In its earliest use, the phrase “state capture” was originally conceived to describe the trajectory of post-Soviet economies, where an opaque privatization process of state-owned enterprises allowed for political insiders and businessmen to acquire valuable states assets, at often significantly low valuations. The legacy of privatization and the establishment of an oligarchic class is often cited as a culprit in understanding the culture of cronyism and massive inequality that continue to plague post-Soviet economies, most notably that of Russia’s.

In the decades that have followed the collapse of the USSR, the oligarchic class continues to entrench itself within the nexus of economic and political influence with little to no opposition, aptly defining the contours of “state capture” as a concept. Outside of the post-Soviet states, mass privatization has also managed to result in lopsided distribution of wealth in Haiti, Botswana, and Chile, among others. Thus, privatization as a concept is often met with derision, particularly in developing countries that transitioned from planned economies and embraced market liberalization, fueling excess cronyism and stark economic inequality.

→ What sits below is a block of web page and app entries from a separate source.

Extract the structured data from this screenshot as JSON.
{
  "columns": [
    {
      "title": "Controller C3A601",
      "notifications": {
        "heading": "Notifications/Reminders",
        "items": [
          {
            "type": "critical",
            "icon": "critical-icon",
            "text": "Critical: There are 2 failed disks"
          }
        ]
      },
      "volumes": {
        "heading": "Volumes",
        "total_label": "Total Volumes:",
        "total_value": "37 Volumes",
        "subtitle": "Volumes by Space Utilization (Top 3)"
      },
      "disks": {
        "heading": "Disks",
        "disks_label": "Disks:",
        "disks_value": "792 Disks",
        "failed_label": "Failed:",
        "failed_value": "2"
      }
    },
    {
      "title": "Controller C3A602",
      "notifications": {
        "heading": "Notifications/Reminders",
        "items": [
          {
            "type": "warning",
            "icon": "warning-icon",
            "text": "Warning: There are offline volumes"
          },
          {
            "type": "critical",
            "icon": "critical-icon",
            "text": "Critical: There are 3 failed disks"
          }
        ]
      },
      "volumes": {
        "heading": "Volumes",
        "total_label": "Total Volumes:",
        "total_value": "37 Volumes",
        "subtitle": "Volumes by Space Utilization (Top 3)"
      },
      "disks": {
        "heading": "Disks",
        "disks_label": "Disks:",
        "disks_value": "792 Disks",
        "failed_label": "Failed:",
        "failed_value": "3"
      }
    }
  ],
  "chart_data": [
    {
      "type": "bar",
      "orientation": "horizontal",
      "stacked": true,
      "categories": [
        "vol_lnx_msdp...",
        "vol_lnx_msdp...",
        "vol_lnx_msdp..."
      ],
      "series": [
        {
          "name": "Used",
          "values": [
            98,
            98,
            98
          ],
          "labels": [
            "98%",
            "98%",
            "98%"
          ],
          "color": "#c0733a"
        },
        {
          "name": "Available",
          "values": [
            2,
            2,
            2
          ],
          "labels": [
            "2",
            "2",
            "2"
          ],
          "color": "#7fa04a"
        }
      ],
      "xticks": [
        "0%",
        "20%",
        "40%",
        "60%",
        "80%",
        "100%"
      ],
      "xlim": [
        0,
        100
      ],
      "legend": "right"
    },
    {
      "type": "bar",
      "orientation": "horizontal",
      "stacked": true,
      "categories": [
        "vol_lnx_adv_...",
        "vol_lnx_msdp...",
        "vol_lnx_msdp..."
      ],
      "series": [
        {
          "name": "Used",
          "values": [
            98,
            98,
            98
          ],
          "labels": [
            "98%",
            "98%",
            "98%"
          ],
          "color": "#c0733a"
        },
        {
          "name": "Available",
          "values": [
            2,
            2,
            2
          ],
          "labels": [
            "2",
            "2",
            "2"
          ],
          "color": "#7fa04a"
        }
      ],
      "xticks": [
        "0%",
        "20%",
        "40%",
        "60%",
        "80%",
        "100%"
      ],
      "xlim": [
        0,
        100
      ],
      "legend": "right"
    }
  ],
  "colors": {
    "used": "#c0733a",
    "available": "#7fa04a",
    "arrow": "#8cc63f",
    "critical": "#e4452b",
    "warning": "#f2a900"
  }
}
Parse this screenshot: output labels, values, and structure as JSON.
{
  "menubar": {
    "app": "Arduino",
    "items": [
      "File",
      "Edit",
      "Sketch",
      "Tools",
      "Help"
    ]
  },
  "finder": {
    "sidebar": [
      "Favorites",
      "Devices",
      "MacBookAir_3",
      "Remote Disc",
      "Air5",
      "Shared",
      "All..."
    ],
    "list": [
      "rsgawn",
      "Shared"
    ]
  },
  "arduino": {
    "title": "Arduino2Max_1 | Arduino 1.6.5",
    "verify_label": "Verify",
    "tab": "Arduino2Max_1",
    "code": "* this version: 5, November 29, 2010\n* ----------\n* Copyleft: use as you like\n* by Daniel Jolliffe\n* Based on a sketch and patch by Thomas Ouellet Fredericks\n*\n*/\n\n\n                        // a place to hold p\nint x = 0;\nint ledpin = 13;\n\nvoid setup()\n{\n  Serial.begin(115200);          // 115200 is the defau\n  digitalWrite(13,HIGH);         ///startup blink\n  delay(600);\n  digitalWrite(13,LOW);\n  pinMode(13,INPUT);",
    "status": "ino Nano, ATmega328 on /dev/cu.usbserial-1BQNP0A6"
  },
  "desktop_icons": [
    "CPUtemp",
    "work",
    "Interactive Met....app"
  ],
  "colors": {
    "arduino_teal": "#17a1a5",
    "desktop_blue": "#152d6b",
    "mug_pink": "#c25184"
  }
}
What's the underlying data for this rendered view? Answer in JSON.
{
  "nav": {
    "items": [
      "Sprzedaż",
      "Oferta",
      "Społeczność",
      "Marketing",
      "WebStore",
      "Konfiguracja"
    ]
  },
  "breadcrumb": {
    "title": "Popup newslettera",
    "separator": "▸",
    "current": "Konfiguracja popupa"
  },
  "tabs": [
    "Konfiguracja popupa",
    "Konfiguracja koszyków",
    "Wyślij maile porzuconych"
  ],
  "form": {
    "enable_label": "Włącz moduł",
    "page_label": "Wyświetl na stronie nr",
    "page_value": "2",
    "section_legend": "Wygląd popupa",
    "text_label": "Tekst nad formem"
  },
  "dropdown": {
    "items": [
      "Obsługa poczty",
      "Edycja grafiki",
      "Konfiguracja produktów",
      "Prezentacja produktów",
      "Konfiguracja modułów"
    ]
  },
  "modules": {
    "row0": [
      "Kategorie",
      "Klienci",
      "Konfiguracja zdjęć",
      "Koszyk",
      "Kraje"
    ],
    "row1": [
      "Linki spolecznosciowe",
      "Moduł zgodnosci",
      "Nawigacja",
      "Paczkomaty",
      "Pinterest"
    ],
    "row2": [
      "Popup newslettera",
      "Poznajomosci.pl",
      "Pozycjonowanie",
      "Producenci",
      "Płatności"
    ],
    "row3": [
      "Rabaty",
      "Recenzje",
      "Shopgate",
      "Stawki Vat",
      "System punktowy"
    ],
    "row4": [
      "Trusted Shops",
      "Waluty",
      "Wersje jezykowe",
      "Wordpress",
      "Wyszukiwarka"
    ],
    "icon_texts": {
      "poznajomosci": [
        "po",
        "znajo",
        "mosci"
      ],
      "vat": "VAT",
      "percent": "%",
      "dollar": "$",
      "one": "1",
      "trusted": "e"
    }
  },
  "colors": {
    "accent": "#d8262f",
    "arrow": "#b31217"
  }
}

Such historical case studies provide context behind the resurfacing of “state capture” in the political lexicon of South Africa today.